==== Exercise data

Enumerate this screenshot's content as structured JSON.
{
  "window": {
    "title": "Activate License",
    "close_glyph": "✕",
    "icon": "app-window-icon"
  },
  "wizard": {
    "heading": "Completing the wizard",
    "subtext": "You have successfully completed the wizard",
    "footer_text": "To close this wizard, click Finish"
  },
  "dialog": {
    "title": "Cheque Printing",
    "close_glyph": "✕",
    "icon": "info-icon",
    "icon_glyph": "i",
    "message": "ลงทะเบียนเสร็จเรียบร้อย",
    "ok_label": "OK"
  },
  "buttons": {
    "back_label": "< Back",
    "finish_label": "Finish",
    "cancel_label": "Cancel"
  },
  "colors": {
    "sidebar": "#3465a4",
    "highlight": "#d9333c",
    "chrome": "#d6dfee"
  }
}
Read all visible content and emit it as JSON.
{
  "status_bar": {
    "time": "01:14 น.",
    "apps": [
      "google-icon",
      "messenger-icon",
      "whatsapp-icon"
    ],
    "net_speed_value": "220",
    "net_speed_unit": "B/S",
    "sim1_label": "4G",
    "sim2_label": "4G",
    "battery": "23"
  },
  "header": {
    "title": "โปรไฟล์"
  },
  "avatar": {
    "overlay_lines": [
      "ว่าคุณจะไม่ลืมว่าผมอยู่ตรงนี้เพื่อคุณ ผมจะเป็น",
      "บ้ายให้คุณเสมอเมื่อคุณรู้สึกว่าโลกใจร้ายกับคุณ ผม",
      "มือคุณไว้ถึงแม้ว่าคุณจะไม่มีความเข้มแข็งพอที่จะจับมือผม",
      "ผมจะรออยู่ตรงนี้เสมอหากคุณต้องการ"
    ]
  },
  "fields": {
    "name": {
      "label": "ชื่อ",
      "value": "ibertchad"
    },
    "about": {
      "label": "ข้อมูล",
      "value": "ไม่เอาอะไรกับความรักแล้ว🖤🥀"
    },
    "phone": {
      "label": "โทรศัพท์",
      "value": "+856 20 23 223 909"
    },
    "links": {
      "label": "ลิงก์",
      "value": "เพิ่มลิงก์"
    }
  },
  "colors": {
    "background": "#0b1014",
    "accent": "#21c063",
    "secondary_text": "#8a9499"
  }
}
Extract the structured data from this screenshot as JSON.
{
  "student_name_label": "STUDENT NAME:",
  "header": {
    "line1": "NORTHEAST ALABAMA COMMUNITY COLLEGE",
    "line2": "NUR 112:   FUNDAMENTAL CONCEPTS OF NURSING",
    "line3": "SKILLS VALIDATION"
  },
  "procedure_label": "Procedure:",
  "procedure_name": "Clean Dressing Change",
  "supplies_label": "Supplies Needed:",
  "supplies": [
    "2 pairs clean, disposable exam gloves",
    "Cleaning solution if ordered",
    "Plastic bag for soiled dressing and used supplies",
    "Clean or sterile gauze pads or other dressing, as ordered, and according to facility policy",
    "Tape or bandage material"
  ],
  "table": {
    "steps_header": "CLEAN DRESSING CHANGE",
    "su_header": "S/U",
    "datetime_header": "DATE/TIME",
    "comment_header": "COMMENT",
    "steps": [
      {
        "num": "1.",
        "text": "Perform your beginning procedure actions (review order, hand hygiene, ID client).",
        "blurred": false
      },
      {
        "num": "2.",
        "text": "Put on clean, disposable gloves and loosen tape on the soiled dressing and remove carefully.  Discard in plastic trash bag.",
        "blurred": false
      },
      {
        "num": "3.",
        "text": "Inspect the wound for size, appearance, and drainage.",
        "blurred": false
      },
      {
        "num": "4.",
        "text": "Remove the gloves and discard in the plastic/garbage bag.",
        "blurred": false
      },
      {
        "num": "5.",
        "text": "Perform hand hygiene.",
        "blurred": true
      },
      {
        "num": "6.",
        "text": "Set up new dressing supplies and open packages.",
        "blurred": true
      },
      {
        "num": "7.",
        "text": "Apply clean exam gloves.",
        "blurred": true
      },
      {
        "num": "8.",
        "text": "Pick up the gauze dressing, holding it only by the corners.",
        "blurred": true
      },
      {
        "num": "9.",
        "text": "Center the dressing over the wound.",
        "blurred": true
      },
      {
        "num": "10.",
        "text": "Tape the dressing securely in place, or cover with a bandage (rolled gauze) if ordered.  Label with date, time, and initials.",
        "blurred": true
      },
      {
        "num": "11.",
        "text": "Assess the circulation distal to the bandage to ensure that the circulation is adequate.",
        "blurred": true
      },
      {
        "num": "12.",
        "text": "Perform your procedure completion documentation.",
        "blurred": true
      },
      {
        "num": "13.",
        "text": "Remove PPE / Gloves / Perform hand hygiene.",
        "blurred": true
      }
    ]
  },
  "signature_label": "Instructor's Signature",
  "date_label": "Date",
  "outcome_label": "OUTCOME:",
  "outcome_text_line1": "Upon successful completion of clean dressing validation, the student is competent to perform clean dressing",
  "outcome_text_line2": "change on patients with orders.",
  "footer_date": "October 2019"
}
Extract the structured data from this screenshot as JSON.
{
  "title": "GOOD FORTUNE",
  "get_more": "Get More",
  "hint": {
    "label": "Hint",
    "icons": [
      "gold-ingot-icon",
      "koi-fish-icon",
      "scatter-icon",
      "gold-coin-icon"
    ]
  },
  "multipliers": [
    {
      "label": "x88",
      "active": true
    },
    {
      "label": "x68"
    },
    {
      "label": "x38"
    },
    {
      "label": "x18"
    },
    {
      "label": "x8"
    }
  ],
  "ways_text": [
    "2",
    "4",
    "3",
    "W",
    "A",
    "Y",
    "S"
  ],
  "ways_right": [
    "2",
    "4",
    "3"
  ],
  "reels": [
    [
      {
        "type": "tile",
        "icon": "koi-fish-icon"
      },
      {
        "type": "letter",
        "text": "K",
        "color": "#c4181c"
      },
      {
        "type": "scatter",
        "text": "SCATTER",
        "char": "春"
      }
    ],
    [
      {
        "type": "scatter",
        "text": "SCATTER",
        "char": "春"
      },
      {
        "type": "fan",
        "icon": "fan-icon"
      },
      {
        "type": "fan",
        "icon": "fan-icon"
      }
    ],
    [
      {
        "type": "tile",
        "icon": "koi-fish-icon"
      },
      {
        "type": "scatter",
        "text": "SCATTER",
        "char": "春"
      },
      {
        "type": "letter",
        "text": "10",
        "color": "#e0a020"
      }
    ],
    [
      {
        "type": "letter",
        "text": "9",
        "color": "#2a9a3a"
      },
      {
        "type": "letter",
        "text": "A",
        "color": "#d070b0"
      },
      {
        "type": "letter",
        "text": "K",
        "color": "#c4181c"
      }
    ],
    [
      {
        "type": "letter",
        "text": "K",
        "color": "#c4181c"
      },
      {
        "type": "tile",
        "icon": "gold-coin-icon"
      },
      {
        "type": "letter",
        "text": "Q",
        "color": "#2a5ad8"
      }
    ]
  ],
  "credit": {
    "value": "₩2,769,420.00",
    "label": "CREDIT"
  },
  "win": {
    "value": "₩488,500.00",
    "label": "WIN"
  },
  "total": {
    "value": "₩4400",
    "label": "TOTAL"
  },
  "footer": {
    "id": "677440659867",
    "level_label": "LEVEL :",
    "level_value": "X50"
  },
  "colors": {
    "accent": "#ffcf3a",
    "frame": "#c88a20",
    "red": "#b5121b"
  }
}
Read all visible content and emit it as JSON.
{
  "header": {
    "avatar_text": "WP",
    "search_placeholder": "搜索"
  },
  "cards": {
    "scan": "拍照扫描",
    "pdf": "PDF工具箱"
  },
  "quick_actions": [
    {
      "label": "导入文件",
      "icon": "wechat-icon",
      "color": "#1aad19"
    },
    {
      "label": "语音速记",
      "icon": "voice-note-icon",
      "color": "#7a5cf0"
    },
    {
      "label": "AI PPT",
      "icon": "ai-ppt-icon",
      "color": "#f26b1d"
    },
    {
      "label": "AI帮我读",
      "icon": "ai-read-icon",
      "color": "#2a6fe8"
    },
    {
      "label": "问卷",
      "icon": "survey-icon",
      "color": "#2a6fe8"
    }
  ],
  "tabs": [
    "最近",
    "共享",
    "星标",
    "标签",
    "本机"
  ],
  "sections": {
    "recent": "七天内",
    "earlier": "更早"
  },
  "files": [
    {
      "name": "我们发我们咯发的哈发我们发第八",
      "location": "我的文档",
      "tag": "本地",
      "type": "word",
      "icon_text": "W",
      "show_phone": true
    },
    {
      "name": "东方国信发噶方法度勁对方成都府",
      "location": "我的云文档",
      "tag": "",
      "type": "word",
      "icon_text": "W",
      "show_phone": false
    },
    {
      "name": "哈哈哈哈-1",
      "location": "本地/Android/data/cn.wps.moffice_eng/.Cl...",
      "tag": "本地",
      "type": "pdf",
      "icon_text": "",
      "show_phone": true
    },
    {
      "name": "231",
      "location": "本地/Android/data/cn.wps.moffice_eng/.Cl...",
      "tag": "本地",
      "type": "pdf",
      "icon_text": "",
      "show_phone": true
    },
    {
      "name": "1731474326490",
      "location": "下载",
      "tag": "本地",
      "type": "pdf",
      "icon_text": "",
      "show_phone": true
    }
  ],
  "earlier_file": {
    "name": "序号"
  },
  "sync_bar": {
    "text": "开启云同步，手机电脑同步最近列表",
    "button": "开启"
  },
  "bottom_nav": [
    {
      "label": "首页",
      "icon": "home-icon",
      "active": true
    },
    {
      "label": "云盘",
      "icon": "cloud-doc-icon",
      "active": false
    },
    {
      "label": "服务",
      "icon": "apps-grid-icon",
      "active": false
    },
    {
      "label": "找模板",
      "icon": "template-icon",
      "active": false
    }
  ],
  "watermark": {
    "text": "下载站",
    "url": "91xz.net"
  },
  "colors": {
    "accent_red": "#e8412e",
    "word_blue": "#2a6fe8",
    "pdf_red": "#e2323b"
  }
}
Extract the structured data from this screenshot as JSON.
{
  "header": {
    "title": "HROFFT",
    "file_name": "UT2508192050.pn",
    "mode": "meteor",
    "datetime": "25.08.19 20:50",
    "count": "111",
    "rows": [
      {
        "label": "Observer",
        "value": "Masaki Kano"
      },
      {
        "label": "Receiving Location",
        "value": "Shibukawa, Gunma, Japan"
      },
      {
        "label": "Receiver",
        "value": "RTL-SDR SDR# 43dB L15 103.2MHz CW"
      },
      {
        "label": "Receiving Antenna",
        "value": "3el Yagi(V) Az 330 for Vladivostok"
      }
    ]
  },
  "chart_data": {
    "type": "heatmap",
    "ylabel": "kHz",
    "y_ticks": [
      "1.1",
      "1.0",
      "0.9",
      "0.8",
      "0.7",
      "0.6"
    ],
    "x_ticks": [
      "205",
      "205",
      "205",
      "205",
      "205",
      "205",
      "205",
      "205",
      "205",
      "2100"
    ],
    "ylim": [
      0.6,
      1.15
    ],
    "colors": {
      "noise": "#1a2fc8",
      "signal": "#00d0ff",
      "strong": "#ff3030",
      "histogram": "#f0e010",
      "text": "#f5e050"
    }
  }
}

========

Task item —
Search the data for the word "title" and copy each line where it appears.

Exercise solution —
    "title": "Activate License",
    "title": "Cheque Printing",
    "title": "โปรไฟล์"
  "title": "GOOD FORTUNE",
    "title": "HROFFT",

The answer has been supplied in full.